- Task details
Which of the lines below mention the word "level"? Pull each one out.

- Items listed in a dataset
▶

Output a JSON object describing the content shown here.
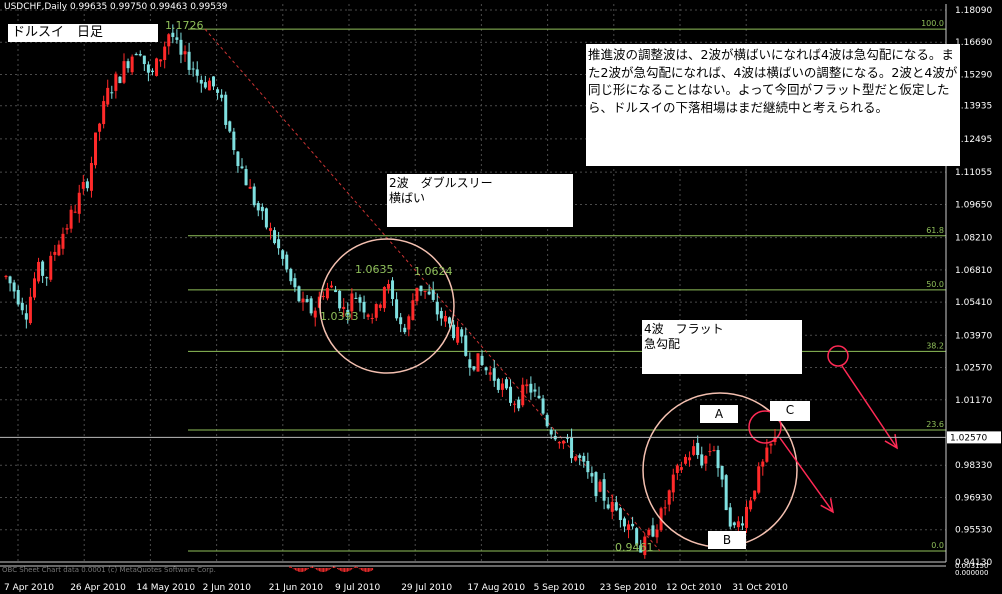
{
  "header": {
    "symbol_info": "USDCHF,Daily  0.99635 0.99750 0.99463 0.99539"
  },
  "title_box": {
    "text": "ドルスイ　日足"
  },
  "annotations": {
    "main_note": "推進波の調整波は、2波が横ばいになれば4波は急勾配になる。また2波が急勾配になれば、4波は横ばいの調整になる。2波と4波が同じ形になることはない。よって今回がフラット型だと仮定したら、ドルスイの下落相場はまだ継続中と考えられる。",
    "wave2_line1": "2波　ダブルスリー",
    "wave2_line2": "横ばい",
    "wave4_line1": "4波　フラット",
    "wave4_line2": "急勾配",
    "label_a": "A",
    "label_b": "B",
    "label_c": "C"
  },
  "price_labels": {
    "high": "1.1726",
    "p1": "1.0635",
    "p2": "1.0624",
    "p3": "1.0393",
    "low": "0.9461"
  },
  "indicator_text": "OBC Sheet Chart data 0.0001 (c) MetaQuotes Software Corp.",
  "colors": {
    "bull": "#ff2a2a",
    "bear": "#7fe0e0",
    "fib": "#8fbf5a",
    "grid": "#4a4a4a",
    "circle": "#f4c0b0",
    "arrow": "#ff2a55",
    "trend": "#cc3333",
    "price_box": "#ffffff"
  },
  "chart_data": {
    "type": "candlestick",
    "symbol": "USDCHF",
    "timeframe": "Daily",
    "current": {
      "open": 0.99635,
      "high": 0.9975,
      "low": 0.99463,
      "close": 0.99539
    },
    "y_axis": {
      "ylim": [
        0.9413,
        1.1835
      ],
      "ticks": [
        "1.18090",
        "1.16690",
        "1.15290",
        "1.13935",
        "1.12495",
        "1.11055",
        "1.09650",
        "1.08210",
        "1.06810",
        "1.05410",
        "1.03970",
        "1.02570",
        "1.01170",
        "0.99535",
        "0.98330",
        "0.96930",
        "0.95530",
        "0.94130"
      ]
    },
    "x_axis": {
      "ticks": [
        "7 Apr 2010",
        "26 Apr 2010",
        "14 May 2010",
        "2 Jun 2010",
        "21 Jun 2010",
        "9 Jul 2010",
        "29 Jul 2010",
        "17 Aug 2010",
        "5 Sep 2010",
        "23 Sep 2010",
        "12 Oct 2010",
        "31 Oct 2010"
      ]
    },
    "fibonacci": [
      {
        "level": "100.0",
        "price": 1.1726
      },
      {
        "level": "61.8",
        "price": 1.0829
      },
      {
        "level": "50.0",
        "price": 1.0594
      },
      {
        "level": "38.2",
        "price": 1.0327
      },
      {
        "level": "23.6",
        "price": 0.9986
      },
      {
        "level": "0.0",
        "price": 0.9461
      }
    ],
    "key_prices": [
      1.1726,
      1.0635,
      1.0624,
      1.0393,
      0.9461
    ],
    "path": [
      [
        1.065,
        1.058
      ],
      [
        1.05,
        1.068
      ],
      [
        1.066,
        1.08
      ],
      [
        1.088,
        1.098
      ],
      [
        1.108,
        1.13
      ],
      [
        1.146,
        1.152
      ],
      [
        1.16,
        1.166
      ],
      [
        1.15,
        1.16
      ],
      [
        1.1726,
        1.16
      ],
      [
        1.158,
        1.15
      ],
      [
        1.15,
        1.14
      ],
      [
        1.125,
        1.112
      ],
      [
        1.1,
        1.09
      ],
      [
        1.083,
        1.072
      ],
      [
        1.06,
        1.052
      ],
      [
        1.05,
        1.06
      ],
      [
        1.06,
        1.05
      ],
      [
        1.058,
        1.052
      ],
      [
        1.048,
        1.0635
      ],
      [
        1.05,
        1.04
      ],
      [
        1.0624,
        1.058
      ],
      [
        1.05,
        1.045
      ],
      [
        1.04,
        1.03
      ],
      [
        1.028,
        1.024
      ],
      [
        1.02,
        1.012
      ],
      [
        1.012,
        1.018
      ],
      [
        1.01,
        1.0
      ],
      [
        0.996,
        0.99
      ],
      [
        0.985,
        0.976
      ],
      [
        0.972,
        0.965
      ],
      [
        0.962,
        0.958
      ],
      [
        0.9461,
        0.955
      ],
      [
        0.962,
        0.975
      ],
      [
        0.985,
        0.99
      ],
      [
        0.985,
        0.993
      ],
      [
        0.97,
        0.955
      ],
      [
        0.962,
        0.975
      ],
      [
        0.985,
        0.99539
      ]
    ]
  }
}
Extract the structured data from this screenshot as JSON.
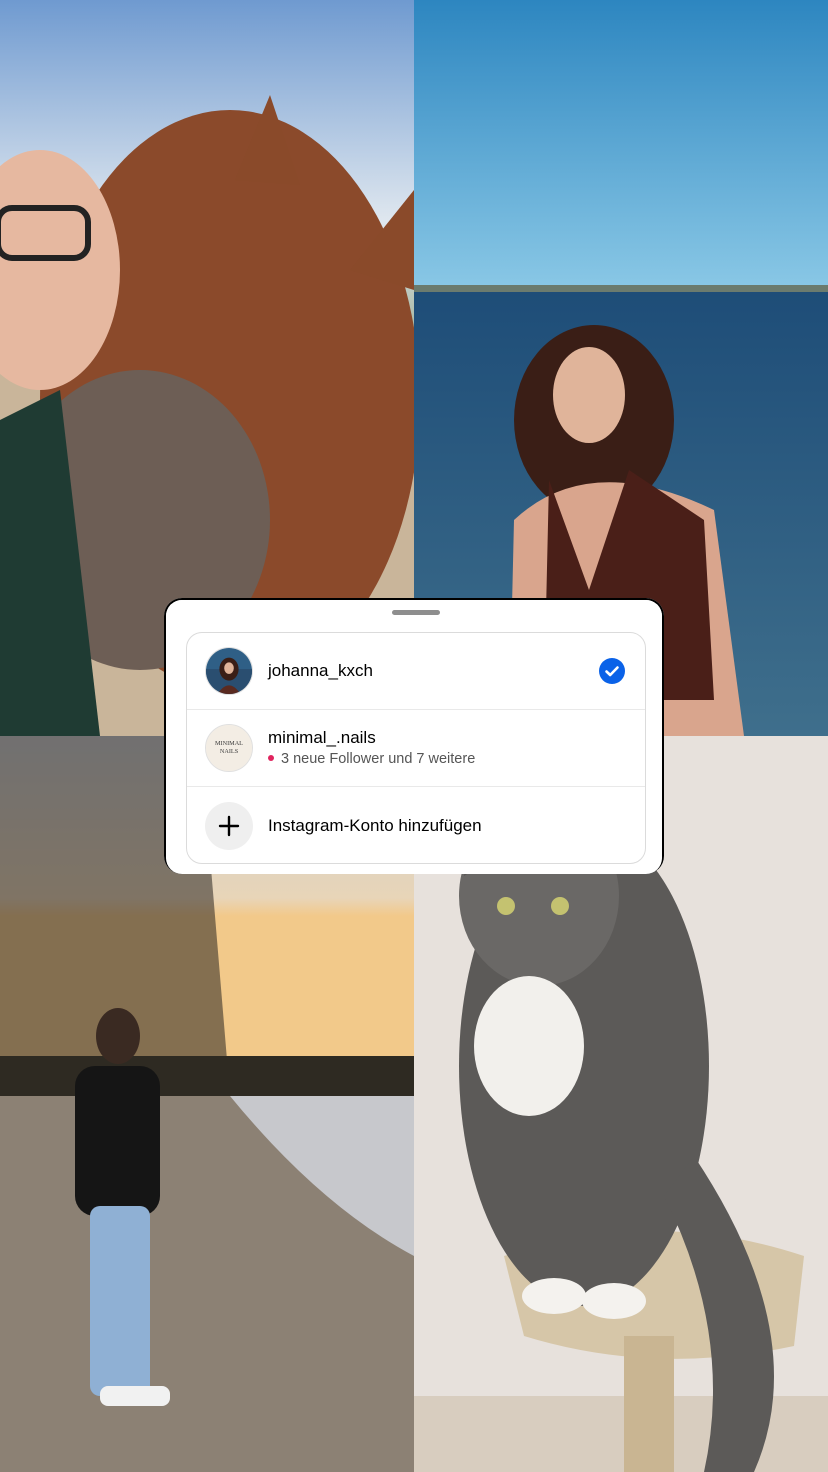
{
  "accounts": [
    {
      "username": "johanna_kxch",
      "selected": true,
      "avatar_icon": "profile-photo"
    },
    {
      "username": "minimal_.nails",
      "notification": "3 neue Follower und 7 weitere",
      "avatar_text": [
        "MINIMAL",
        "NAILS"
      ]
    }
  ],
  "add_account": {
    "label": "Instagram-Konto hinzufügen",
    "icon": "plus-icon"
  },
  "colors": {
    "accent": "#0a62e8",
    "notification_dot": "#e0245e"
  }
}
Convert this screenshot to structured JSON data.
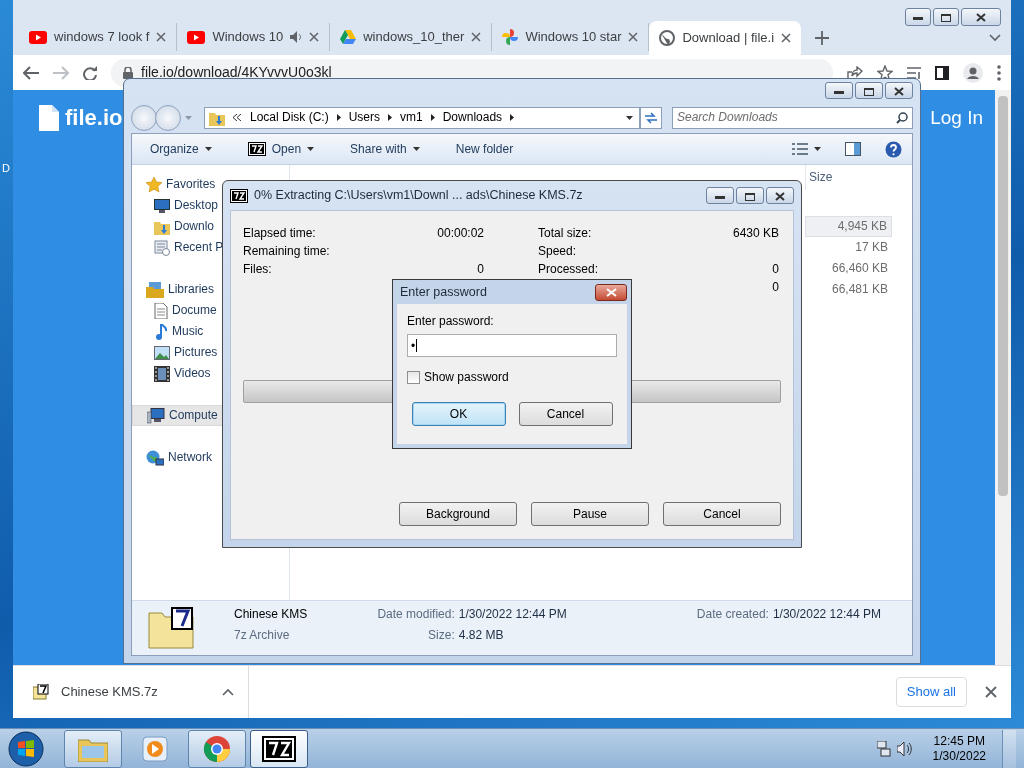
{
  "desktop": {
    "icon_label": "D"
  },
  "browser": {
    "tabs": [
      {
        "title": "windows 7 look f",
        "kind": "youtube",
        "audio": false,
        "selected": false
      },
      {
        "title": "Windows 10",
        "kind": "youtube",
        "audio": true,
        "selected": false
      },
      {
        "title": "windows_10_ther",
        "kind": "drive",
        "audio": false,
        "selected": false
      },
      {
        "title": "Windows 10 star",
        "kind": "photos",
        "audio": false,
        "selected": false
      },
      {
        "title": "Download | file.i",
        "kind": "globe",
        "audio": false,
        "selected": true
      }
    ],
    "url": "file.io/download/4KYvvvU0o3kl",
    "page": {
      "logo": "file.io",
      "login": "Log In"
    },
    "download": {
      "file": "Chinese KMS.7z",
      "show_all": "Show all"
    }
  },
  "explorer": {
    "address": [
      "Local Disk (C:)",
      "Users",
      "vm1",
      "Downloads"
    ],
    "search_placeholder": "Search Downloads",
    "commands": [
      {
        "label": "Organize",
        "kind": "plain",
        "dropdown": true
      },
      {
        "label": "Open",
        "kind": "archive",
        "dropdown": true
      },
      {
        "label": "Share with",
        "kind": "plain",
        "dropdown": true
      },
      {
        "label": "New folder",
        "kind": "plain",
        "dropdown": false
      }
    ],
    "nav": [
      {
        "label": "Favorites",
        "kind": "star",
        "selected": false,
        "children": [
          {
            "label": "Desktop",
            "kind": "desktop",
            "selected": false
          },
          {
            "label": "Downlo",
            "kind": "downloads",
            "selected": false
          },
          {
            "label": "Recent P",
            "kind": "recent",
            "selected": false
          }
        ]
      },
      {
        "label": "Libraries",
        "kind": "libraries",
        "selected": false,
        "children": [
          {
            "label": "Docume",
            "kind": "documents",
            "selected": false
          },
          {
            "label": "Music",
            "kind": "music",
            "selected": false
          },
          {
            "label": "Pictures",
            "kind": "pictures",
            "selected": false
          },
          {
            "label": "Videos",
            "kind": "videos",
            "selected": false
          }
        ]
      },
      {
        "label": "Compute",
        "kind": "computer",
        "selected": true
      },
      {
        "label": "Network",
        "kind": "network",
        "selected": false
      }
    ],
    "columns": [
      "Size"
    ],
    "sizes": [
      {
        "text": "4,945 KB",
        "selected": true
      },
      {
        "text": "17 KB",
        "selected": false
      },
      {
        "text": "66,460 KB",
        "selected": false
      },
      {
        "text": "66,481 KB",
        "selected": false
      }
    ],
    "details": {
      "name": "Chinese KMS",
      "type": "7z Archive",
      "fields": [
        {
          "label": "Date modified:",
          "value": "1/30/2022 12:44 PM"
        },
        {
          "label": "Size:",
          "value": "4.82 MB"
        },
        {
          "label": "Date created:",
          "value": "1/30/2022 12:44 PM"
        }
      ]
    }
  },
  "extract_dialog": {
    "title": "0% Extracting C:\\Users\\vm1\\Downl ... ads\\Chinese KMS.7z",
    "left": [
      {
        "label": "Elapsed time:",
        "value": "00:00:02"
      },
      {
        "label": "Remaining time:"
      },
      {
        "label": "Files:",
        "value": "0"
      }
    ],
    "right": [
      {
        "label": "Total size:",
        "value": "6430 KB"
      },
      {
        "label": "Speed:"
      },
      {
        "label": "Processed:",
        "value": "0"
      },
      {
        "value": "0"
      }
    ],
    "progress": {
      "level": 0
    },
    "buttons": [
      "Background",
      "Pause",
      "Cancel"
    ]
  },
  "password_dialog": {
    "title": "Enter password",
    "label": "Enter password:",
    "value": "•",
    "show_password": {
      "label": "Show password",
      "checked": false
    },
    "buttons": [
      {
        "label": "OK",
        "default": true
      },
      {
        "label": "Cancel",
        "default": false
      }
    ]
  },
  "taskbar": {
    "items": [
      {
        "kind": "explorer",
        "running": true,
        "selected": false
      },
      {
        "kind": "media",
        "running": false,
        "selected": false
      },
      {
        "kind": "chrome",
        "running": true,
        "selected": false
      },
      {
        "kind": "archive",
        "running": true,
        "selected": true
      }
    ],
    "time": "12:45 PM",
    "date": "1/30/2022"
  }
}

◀

- Solution
        "level": "100.0",
        "level": "61.8",
        "level": "50.0",
        "level": "38.2",
        "level": "23.6",
        "level": "0.0",
      "level": 0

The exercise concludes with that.